[Dataset rows describing interfaces]
☆ ☆ ☆ ☆
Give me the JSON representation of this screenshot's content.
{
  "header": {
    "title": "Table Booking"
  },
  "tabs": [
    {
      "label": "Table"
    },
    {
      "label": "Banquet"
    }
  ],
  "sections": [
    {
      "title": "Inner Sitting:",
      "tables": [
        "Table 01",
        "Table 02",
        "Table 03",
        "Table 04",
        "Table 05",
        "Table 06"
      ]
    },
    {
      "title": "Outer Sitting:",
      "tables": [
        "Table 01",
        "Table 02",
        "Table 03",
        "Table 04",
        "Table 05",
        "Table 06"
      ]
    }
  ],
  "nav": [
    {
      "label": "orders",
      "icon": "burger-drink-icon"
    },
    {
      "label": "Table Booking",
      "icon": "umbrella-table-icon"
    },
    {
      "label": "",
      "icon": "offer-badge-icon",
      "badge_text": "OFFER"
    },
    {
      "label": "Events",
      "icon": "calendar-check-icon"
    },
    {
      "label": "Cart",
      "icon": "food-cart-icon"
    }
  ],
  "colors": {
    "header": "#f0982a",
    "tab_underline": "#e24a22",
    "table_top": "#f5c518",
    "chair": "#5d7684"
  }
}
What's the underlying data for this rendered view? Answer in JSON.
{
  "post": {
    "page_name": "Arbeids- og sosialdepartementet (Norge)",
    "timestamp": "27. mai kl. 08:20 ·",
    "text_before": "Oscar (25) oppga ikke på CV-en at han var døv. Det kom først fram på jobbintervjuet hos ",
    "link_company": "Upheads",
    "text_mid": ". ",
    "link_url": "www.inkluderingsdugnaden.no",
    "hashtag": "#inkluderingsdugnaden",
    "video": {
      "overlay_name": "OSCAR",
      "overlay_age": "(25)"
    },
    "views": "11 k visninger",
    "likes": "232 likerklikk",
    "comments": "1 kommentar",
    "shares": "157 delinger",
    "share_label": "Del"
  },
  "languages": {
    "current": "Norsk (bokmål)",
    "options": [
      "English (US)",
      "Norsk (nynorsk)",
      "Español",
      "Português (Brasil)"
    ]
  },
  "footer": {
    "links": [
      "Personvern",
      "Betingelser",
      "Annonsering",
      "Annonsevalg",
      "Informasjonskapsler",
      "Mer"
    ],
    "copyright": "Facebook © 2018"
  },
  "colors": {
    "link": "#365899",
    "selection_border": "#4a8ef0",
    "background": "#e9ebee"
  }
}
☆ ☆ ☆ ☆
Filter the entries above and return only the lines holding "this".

Give me the JSON representation of this screenshot's content.
What's the underlying data for this rendered view? Answer in JSON.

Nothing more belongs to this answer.